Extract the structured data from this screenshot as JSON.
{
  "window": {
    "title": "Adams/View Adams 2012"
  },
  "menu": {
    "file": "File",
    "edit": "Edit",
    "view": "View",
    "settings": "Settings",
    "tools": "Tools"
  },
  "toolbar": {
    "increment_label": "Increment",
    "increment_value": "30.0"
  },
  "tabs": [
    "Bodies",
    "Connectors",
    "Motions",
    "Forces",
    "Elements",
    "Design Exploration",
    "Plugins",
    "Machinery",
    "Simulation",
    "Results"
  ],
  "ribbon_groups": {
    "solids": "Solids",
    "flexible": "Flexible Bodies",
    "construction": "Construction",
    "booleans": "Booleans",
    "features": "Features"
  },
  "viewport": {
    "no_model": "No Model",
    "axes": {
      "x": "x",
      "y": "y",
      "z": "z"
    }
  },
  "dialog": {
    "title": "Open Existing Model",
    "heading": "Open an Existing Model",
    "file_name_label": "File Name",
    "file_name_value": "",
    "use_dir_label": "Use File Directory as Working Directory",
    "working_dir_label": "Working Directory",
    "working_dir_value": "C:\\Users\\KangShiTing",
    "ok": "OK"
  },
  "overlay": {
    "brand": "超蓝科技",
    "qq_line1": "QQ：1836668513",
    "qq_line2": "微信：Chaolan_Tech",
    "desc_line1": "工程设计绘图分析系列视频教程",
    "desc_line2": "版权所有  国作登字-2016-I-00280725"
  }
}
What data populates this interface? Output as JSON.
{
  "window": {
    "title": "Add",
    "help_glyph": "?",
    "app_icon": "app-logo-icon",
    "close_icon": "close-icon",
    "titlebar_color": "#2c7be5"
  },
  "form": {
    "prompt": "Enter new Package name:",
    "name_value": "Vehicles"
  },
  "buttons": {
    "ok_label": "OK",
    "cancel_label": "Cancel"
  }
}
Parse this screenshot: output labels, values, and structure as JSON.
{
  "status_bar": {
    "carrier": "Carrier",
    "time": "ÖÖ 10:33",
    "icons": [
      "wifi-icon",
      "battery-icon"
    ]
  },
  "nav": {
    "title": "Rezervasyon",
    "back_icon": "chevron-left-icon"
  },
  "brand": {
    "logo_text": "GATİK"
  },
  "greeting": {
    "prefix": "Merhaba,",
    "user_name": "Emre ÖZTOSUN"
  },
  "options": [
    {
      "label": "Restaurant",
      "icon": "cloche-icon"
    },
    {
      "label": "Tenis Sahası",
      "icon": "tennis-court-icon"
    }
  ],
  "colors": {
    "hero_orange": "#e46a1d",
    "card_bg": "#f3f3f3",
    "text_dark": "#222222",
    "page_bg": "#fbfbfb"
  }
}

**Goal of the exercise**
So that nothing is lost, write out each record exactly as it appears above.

**Exercise output**
Extract the structured data from this screenshot as JSON.
{
  "window": {
    "title": "Adams/View Adams 2012"
  },
  "menu": {
    "file": "File",
    "edit": "Edit",
    "view": "View",
    "settings": "Settings",
    "tools": "Tools"
  },
  "toolbar": {
    "increment_label": "Increment",
    "increment_value": "30.0"
  },
  "tabs": [
    "Bodies",
    "Connectors",
    "Motions",
    "Forces",
    "Elements",
    "Design Exploration",
    "Plugins",
    "Machinery",
    "Simulation",
    "Results"
  ],
  "ribbon_groups": {
    "solids": "Solids",
    "flexible": "Flexible Bodies",
    "construction": "Construction",
    "booleans": "Booleans",
    "features": "Features"
  },
  "viewport": {
    "no_model": "No Model",
    "axes": {
      "x": "x",
      "y": "y",
      "z": "z"
    }
  },
  "dialog": {
    "title": "Open Existing Model",
    "heading": "Open an Existing Model",
    "file_name_label": "File Name",
    "file_name_value": "",
    "use_dir_label": "Use File Directory as Working Directory",
    "working_dir_label": "Working Directory",
    "working_dir_value": "C:\\Users\\KangShiTing",
    "ok": "OK"
  },
  "overlay": {
    "brand": "超蓝科技",
    "qq_line1": "QQ：1836668513",
    "qq_line2": "微信：Chaolan_Tech",
    "desc_line1": "工程设计绘图分析系列视频教程",
    "desc_line2": "版权所有  国作登字-2016-I-00280725"
  }
}
What data populates this interface? Output as JSON.
{
  "window": {
    "title": "Add",
    "help_glyph": "?",
    "app_icon": "app-logo-icon",
    "close_icon": "close-icon",
    "titlebar_color": "#2c7be5"
  },
  "form": {
    "prompt": "Enter new Package name:",
    "name_value": "Vehicles"
  },
  "buttons": {
    "ok_label": "OK",
    "cancel_label": "Cancel"
  }
}
Parse this screenshot: output labels, values, and structure as JSON.
{
  "status_bar": {
    "carrier": "Carrier",
    "time": "ÖÖ 10:33",
    "icons": [
      "wifi-icon",
      "battery-icon"
    ]
  },
  "nav": {
    "title": "Rezervasyon",
    "back_icon": "chevron-left-icon"
  },
  "brand": {
    "logo_text": "GATİK"
  },
  "greeting": {
    "prefix": "Merhaba,",
    "user_name": "Emre ÖZTOSUN"
  },
  "options": [
    {
      "label": "Restaurant",
      "icon": "cloche-icon"
    },
    {
      "label": "Tenis Sahası",
      "icon": "tennis-court-icon"
    }
  ],
  "colors": {
    "hero_orange": "#e46a1d",
    "card_bg": "#f3f3f3",
    "text_dark": "#222222",
    "page_bg": "#fbfbfb"
  }
}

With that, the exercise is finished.